From time to time I’ve posted stories on refugee resettlement offices closing due to the fact that fewer refugees (aka paying clients) are now arriving in the US (see post yesterday with latest numbers), but I don’t post all of them.
This one caught my eye because I have written many times over the years about Garden City, Kansas and its Tyson Foods plant that has attracted cheap immigrant labor for years.
Rarely do you see such a direct connection drawn between “slaughterhouse” jobs and the US Refugee Admissions Program (USRAP).
This time it is the giant International Rescue Committee closing its doors in GC, while its CEO (a British national based in Manhattan) pulls down a salary in excess of $600,000 a year (here).
Changing the heartland, one meatpacker at a time should be the USRAP’s motto!
From KCUR 89.3:
A humanitarian [ha!ha!—ed] group that helps refugees settle in western Kansas among plentiful slaughterhouse jobs is shutting down its office in the region amid changing rules that welcome fewer newcomers to the country and the state.
The International Rescue Committee, or IRC, says a falling number of refugees prompted the agency’s plans to shutter its Garden City office at the end of September.
Kansas took in 580 refugees in the 12-month period that ended Sept. 30, compared to 914 the year before. IRC officials said they expect the drop-off to look even more dramatic this year.
That trend reflects tightening U.S. State Department guidelines that make it harder for refugees to seek sanctuary in the United States.
In addition, a State Department spokeswoman said that in December the department told resettlement agencies it would withdraw funding from sites that take on fewer than one hundred refugees each year. The federal government gives those local agencies about $2,100 for each refugee.

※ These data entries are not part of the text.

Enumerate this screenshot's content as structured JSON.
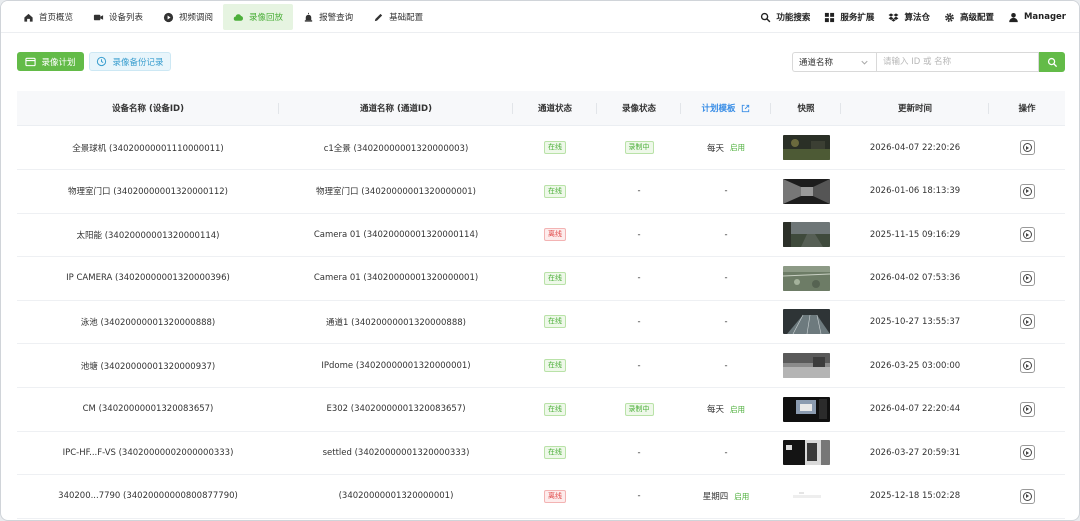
{
  "nav": {
    "left": [
      {
        "label": "首页概览",
        "icon": "home-icon",
        "active": false
      },
      {
        "label": "设备列表",
        "icon": "camera-icon",
        "active": false
      },
      {
        "label": "视频调阅",
        "icon": "play-circle-icon",
        "active": false
      },
      {
        "label": "录像回放",
        "icon": "cloud-icon",
        "active": true
      },
      {
        "label": "报警查询",
        "icon": "alarm-icon",
        "active": false
      },
      {
        "label": "基础配置",
        "icon": "edit-icon",
        "active": false
      }
    ],
    "right": [
      {
        "label": "功能搜索",
        "icon": "search-icon"
      },
      {
        "label": "服务扩展",
        "icon": "grid-icon"
      },
      {
        "label": "算法仓",
        "icon": "dropbox-icon"
      },
      {
        "label": "高级配置",
        "icon": "gear-icon"
      },
      {
        "label": "Manager",
        "icon": "user-icon"
      }
    ]
  },
  "toolbar": {
    "plan_label": "录像计划",
    "backup_label": "录像备份记录",
    "search_field": "通道名称",
    "search_placeholder": "请输入 ID 或 名称"
  },
  "table": {
    "headers": {
      "device": "设备名称 (设备ID)",
      "channel": "通道名称 (通道ID)",
      "channel_status": "通道状态",
      "record_status": "录像状态",
      "plan": "计划模板",
      "snapshot": "快照",
      "updated": "更新时间",
      "ops": "操作"
    },
    "rows": [
      {
        "device": "全景球机 (34020000001110000011)",
        "channel": "c1全景 (34020000001320000003)",
        "channel_status": "在线",
        "online": true,
        "record_status": "录制中",
        "recording": true,
        "plan": "每天",
        "plan_enabled": "启用",
        "thumb": "night-square",
        "updated": "2026-04-07 22:20:26"
      },
      {
        "device": "物理室门口 (34020000001320000112)",
        "channel": "物理室门口 (34020000001320000001)",
        "channel_status": "在线",
        "online": true,
        "record_status": "-",
        "recording": false,
        "plan": "-",
        "plan_enabled": "",
        "thumb": "corridor",
        "updated": "2026-01-06 18:13:39"
      },
      {
        "device": "太阳能 (34020000001320000114)",
        "channel": "Camera 01 (34020000001320000114)",
        "channel_status": "离线",
        "online": false,
        "record_status": "-",
        "recording": false,
        "plan": "-",
        "plan_enabled": "",
        "thumb": "field",
        "updated": "2025-11-15 09:16:29"
      },
      {
        "device": "IP CAMERA (34020000001320000396)",
        "channel": "Camera 01 (34020000001320000001)",
        "channel_status": "在线",
        "online": true,
        "record_status": "-",
        "recording": false,
        "plan": "-",
        "plan_enabled": "",
        "thumb": "grass",
        "updated": "2026-04-02 07:53:36"
      },
      {
        "device": "泳池 (34020000001320000888)",
        "channel": "通道1 (34020000001320000888)",
        "channel_status": "在线",
        "online": true,
        "record_status": "-",
        "recording": false,
        "plan": "-",
        "plan_enabled": "",
        "thumb": "pool",
        "updated": "2025-10-27 13:55:37"
      },
      {
        "device": "池塘 (34020000001320000937)",
        "channel": "IPdome (34020000001320000001)",
        "channel_status": "在线",
        "online": true,
        "record_status": "-",
        "recording": false,
        "plan": "-",
        "plan_enabled": "",
        "thumb": "pond",
        "updated": "2026-03-25 03:00:00"
      },
      {
        "device": "CM (34020000001320083657)",
        "channel": "E302 (34020000001320083657)",
        "channel_status": "在线",
        "online": true,
        "record_status": "录制中",
        "recording": true,
        "plan": "每天",
        "plan_enabled": "启用",
        "thumb": "room",
        "updated": "2026-04-07 22:20:44"
      },
      {
        "device": "IPC-HF...F-VS (34020000002000000333)",
        "channel": "settled (34020000001320000333)",
        "channel_status": "在线",
        "online": true,
        "record_status": "-",
        "recording": false,
        "plan": "-",
        "plan_enabled": "",
        "thumb": "bw",
        "updated": "2026-03-27 20:59:31"
      },
      {
        "device": "340200...7790 (34020000000800877790)",
        "channel": "(34020000001320000001)",
        "channel_status": "离线",
        "online": false,
        "record_status": "-",
        "recording": false,
        "plan": "星期四",
        "plan_enabled": "启用",
        "thumb": "faint",
        "updated": "2025-12-18 15:02:28"
      }
    ]
  }
}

This next bit was news to me. I had no idea local hospitals were carrying some of the refugee care load jointly with a federal resettlement contractor! Why isn’t Tyson Foods taking care of the needs of its workers?
Many refugees in western Kansas turn to Kearny County Hospital in Lakin, Kansas, for health and social services. The hospital, in turn, depends on the IRC to take care of essential services such as food, housing, education and job placement, said hospital CEO Benjamin Anderson.
Anderson said the IRC plays the primary role for helping refugees in the area, and when the organization’s Garden City office closes, his hospital may have to take over some of its services.
Garden City is home to many refugees, including a large Somali community, which was the target of an alleged bomb plot last year. That incident and it’s upcoming trial in March have brought renewed attention to the city’s wide range of immigrants — a portion of whom are refugees — from Mexico, South America and Africa. In the local school district, for example, English is a second language for nearly half the students.
So who is paying for refugee support services so that Tyson Foods has a ready supply of cheap labor—local taxpayers!
But, don’t get too excited about a possible slowdown of needy people arriving in Garden City because we expect to hear that Tyson Foods will bus in migrants from other places to satisfy their desire for “slaughterhouse” workers.
Hey, I’ve been referring to them in a more sanitized way—meatpackers—I like this more descriptive word—slaughterhouse!
See my previous posts on Garden City, KS by clicking here.